» What you are asked to do
Search the entries below for the word "name" and copy each line that has it.

» Entries taken from a collection
━━━

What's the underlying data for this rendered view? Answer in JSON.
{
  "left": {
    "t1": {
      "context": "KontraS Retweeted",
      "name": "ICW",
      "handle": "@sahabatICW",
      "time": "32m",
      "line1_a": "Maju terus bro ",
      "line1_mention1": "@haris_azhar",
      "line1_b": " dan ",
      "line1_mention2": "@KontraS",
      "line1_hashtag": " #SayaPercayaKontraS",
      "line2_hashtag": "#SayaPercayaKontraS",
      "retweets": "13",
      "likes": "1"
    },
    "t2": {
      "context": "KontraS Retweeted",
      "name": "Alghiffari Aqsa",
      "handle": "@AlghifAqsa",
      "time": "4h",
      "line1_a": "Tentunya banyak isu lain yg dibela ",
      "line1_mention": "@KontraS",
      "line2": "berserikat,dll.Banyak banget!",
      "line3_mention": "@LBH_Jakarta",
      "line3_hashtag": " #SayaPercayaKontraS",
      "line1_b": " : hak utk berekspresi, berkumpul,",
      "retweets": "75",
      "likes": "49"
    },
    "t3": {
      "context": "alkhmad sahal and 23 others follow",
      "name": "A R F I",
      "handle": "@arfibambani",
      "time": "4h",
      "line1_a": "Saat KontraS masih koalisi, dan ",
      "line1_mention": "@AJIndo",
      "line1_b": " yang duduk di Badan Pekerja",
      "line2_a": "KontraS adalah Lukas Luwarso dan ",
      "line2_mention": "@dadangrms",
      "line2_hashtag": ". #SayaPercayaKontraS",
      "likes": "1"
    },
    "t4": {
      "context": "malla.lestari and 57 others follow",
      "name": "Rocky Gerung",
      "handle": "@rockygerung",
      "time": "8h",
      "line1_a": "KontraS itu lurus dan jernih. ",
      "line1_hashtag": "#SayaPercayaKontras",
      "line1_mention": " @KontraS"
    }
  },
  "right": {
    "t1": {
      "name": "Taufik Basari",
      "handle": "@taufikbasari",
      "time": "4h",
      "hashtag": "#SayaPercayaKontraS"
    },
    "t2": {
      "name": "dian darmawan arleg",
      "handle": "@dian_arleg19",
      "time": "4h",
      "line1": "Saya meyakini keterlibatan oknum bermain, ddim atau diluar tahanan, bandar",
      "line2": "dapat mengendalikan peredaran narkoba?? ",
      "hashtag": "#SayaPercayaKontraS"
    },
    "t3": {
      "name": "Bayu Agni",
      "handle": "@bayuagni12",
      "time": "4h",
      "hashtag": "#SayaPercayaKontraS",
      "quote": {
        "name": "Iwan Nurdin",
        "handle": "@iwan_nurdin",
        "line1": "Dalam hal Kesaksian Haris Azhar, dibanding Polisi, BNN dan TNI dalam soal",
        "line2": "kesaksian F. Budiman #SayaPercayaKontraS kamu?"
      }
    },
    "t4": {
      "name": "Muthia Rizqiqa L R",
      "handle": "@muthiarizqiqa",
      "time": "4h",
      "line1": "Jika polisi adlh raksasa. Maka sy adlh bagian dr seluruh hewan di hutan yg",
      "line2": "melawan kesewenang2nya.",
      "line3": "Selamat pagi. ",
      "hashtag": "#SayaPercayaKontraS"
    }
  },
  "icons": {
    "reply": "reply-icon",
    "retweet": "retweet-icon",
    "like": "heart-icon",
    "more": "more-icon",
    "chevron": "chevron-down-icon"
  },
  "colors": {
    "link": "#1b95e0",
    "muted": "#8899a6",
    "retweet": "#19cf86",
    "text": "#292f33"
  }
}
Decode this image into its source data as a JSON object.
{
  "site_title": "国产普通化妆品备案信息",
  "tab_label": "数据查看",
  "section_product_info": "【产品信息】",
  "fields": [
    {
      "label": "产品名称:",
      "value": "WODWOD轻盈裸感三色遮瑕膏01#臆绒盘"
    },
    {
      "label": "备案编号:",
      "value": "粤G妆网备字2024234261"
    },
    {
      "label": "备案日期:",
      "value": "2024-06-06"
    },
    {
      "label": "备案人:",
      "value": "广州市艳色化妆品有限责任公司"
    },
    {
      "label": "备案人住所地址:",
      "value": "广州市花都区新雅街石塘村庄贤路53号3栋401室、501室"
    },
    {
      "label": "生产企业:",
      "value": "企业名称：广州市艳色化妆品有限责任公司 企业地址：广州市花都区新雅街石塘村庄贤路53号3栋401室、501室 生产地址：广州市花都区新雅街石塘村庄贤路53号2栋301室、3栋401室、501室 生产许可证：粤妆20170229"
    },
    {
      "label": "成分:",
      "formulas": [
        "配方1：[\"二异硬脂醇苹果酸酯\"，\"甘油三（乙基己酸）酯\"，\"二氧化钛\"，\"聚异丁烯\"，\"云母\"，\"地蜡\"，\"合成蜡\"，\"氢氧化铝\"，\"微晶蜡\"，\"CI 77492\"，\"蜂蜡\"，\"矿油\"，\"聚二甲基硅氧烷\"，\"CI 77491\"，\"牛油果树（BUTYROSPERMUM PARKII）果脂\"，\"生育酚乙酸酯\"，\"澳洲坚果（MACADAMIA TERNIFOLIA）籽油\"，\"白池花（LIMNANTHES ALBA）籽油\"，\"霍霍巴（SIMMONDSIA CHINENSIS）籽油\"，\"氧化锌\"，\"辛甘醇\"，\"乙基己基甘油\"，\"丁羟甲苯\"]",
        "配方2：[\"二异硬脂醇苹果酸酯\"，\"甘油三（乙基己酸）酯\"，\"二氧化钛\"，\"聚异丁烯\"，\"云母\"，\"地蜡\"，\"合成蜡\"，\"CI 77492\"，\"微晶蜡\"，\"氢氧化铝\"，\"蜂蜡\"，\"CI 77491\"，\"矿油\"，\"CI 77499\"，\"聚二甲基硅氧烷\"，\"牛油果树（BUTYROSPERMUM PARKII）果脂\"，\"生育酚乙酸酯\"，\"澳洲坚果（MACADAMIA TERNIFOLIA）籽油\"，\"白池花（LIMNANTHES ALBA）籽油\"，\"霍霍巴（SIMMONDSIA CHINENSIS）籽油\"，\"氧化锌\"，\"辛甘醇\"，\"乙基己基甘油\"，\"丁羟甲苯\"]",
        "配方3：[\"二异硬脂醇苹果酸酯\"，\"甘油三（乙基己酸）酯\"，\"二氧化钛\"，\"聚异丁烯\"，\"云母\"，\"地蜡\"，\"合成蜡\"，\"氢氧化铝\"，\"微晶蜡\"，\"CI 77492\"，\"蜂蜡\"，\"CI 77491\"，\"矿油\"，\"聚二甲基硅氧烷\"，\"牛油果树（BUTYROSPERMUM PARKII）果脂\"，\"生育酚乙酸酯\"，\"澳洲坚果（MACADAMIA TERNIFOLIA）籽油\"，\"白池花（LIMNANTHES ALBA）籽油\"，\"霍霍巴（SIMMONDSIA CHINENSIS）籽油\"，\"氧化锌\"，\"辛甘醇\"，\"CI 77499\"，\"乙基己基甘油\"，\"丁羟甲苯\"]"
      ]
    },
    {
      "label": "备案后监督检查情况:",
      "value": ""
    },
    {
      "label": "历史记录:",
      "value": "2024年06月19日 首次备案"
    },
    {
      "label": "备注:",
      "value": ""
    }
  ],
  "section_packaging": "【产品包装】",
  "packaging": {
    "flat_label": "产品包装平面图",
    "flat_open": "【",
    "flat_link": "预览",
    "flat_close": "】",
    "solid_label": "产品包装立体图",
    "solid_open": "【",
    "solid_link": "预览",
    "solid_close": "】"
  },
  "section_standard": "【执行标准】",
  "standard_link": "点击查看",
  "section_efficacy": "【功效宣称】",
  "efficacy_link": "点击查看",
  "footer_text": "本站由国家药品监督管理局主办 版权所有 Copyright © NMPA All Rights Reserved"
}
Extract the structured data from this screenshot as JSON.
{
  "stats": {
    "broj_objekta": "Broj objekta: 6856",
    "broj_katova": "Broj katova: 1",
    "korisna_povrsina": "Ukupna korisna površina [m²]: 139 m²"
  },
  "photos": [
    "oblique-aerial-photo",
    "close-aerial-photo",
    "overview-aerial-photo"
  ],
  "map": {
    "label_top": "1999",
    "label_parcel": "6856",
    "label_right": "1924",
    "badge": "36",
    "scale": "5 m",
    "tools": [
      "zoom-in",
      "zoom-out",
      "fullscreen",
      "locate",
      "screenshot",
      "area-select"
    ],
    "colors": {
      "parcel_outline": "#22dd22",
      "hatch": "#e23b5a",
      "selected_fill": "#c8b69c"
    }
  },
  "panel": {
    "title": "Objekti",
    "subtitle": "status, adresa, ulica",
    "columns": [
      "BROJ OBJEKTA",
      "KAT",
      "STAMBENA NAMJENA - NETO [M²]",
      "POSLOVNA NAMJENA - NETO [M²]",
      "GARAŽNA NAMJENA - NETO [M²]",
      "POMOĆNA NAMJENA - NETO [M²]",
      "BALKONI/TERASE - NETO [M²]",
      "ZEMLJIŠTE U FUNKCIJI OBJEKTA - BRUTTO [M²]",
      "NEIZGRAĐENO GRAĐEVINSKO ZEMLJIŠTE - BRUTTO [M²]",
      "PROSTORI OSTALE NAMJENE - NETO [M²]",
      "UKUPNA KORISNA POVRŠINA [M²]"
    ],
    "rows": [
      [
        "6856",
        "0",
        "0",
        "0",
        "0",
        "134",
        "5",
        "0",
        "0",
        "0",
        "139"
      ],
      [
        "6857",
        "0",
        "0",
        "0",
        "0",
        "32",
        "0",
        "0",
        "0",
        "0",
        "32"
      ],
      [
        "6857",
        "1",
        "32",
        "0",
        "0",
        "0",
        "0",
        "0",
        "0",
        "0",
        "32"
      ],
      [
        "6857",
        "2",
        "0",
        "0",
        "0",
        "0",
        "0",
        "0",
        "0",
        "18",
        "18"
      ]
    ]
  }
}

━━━

» Output of the task
      "name": "ICW",
      "name": "Alghiffari Aqsa",
      "name": "A R F I",
      "name": "Rocky Gerung",
      "name": "Taufik Basari",
      "name": "dian darmawan arleg",
      "name": "Bayu Agni",
        "name": "Iwan Nurdin",
      "name": "Muthia Rizqiqa L R",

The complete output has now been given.